Though the bill capped the tax credits, compelling Hollywood to ditch Louisiana, it changed the conversation by defining “homegrown” films. The stated purpose of the tax credits is to help foster a “self-supporting” industry. We can’t be self-supporting if we don’t start making our own films.

The original bill would have kept Hollywood production at current levels while creating opportunities for local filmmakers. Instead, we ended up with a law that reflects the frustration of policymakers trying to deal with a fiscal crisis and a misled industry unwilling to compromise.

As local (taxpaying) filmmakers who aspire to write, direct, cut and premiere our films in Louisiana, we need to think critically about our industry and not follow blindly the solipsistic party line coming from the Louisiana Film Entertainment Association. Capping the tax credits is inevitable, so let’s begin fostering a self-supporting, local industry.

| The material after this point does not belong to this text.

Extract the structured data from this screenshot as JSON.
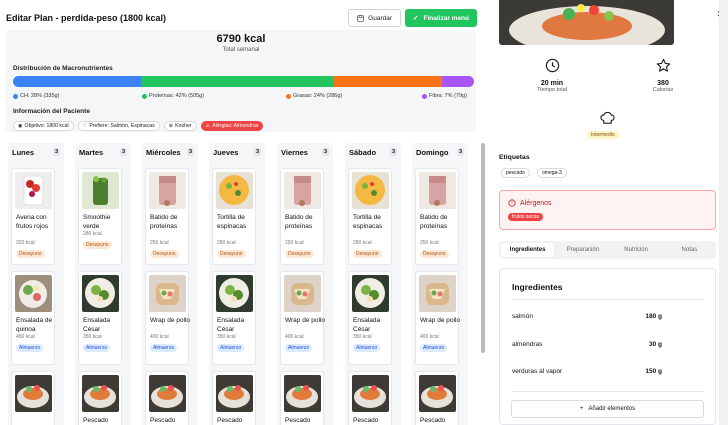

We applaud Rep. Joel Robideaux for changing the conversation. When the Legislature meets again to address this issue, we local filmmakers need to join the debate. Louisianians are as resourceful as people come — Louisiana filmmakers doubly so. We can figure this out.

Will Sampson

cinema owner, film broker

New Orleans

Misty Talley

filmmaker, director